What the exercise asks =>
Would you set down the complete data below, exactly as shown?

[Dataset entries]

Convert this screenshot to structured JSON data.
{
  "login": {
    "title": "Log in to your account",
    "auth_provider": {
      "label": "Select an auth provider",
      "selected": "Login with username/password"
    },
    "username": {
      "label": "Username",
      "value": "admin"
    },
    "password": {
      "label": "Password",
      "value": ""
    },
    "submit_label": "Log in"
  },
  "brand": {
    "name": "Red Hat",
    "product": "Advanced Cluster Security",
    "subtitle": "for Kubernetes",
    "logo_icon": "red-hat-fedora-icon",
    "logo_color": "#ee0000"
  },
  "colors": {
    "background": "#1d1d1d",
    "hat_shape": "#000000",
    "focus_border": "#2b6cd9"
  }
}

Exercise answer =>
Convert this screenshot to structured JSON data.
{
  "login": {
    "title": "Log in to your account",
    "auth_provider": {
      "label": "Select an auth provider",
      "selected": "Login with username/password"
    },
    "username": {
      "label": "Username",
      "value": "admin"
    },
    "password": {
      "label": "Password",
      "value": ""
    },
    "submit_label": "Log in"
  },
  "brand": {
    "name": "Red Hat",
    "product": "Advanced Cluster Security",
    "subtitle": "for Kubernetes",
    "logo_icon": "red-hat-fedora-icon",
    "logo_color": "#ee0000"
  },
  "colors": {
    "background": "#1d1d1d",
    "hat_shape": "#000000",
    "focus_border": "#2b6cd9"
  }
}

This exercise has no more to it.